The British Library is now the largest research base in the world. More than 170 million items are stored here, including artifacts from all eras of written civilization. Here you can, for example, get free consultations on the development of your small business or project. And a library ticket is issued to any visitor.
In 1997, the library moved to its own building, an enormous red-brick modernist building in St. Pancras, designed by Colin St. John Wilson and M.J. Long. Upon completion of the construction, Sir Wilson was even knighted! The Royal Library of George III has a special place here - a high glass tower in the heart of the building, where anyone can enter with a library ticket.
Until 1997, the library was located within the British Museum with its famous Round Reading Room, where Charles Darwin, Karl Marx, and Virginia Woolf, among others, used to read books. The library had the collection of King George III ("Royal Library"), the manuscripts of Sir Robert Cotton, and other collectors. Treasures in the Museum's Library include the Gutenberg Bible, first editions of Shakespeare, and Chaucer's Canterbury Tales.
What else can you find in the library? For example, The British Library Sound Archive! Imagine 185,000 recordings ranging from classical and popular music to wildlife recordings and interviews.
The richest collection of newspapers and periodicals.
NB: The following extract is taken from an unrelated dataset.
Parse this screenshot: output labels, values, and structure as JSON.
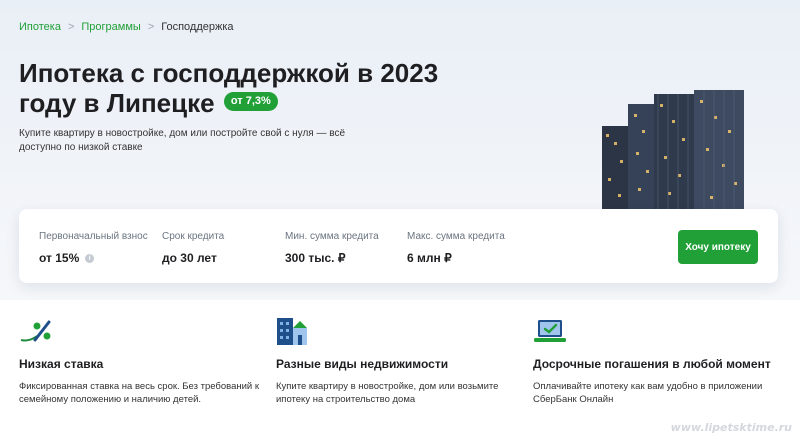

Virtually EVERYTHING that has been published in Britain since 1840, as well as many publications from around the world. 52,000 titles in total!
There are also many separate collections, such as The India Office Records, an archive of the colonial administration in East India, or The Theater Archive Project, dedicated to the history of British theater.